Within my bubble of silence, it was Twitter that rescued me. As I attempted to master @-mentions and retweets, I stumbled across a community of Christians who, like me, were in a wilderness, hurt and bruised, looking for sustenance.
Wilderness as mercy
Unlike me, most of the Twitter community had been forced out of church by people, not circumstances. There was a woman with depression who left church after Christians said her depression was a sign of deep sin; LGBT teenagers who’d been kicked off their Sunday School ministry because their sexuality made them ‘dangerous’ to children. I discovered parents of children with special needs whose leaders had taken them quietly aside and told them every child was welcome in church, except theirs. One woman was called in by elders and given the choice to either stop writing her popular blog about journeying with doubt or leave the church. There were others who, having raised concerns about the child protection policy, were told they could stay if they would only come up to the front of church and apologize for their divisiveness. The most gut-wrenching were the women who had been sexually abused and told to forgive their abuser, who was still at church.
We were the spiritual walking-wounded, but we had found a safe place online to be honest. Listening to their stories taught me this: wilderness times feel like a punishment of exclusion but often they are an act of God’s mercy. The places they had left were so hostile it was better to be out from them.
This has a biblical precedent. When the Israelites first came to Egypt with Joseph, it was a land of blessing, but over time it had transformed into a land of slavery. Though they were chased into the wilderness by angry Egyptians, ultimately it was God who had called them temporarily into a deserted land where they were free, and then onto a new home.
I started to wonder: can we reframe our experiences in the wilderness? Rather than being a curse, what if spiritual wilderness is a strange blessing?
Wilderness as God’s dwelling place
It is tempting, if you are forced out of church, to feel like God has stayed behind with the institution and your Christian friends, and you are alone. However, I have learned that God can be in two places at once. Even if a human hand shoved us out of the door, God’s hands are waiting for us in the desert, in open embrace.
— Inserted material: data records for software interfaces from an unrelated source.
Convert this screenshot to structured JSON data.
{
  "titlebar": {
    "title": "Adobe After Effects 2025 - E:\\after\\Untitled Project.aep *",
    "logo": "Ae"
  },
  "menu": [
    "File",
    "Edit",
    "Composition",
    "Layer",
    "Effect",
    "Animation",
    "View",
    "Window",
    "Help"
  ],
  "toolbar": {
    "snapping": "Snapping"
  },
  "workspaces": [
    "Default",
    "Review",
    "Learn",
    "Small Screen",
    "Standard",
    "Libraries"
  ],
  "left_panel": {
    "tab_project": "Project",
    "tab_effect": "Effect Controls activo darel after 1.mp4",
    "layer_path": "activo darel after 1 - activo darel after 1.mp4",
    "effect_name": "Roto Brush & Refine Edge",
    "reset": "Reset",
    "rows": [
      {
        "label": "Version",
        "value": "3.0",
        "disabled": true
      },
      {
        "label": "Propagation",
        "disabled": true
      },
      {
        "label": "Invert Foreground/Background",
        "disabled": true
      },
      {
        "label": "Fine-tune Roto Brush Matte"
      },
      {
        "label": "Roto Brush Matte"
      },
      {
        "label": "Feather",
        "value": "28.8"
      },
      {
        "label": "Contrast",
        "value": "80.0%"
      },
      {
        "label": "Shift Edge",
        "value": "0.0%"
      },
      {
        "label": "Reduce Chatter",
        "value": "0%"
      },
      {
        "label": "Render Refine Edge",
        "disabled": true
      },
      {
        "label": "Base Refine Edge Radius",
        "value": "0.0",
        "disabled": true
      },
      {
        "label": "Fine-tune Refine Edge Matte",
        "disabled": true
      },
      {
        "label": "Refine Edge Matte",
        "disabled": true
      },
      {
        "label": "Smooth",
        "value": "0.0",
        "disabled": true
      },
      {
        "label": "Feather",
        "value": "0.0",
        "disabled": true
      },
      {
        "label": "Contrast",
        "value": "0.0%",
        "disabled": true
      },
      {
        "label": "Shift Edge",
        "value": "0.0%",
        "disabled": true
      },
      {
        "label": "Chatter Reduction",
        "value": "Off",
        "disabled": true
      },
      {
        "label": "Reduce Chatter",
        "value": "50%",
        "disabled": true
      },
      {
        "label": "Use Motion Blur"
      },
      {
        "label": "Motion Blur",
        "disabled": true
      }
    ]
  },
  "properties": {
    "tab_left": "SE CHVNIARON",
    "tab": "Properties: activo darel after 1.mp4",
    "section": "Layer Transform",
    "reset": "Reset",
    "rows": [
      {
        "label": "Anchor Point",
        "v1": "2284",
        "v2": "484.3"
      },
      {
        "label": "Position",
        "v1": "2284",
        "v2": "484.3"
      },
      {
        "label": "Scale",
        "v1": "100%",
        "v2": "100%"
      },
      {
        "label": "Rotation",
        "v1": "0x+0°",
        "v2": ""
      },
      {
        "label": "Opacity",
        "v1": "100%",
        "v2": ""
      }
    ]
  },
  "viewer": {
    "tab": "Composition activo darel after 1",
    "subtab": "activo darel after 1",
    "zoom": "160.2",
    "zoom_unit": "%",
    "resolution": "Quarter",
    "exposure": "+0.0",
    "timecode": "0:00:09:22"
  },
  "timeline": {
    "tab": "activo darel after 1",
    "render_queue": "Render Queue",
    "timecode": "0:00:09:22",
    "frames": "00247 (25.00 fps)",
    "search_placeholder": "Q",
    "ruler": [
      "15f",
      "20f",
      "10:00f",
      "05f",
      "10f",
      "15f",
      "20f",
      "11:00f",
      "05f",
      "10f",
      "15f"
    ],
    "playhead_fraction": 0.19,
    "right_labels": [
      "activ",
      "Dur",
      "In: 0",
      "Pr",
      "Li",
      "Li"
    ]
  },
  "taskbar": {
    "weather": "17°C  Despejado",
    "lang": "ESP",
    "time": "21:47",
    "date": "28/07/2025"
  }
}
I thought of the nation of Israel, who took pride in God dwelling with them, housed in Solomon’s temple at Jerusalem. When God’s people were subsequently forced out into exile, far from the temple, it felt like the ultimate rejection. Yet the temple could not contain the Holy Spirit. God was with the exiles in Babylon, not with the king who remained in Jerusalem. God was with the wanderers.
Elijah also came to mind. When everything was too much for him, he ran away into the desert. God sent him angels who gave him food and water for the journey. I considered the desert fathers (and mothers) of the third and fourth centuries, who literally moved into the desert to meet with God.
Though the scenery may not look much, God is there. For me, God showed up through others’ kind acts when I had no room for words. Later, God came through the theology of lament, in social justice and birdsong.
It took a while to adjust to the silence, but eventually, I heard God’s whisper.
God always shows up in the wilderness.
Sometimes, when we feel most rejected, it’s an invitation from God to, like Elijah, take a break from the heartache, hide awhile in peace and be ministered to by angels.
Maybe there are angels waiting for you in the wilderness. I found a few on Twitter.
Tanya Marlow lives in a vicarage in Devon, England, and is the author of Those Who Wait: Finding God in Disappointment, Doubt and Delay (Oct 2017). Formerly a lecturer in Biblical Theology, she is now a writer, broadcaster, campaigner, patient-advocate for those with M.E. She writes on finding God in hard places at TanyaMarlow.com, where you can download her first book for free.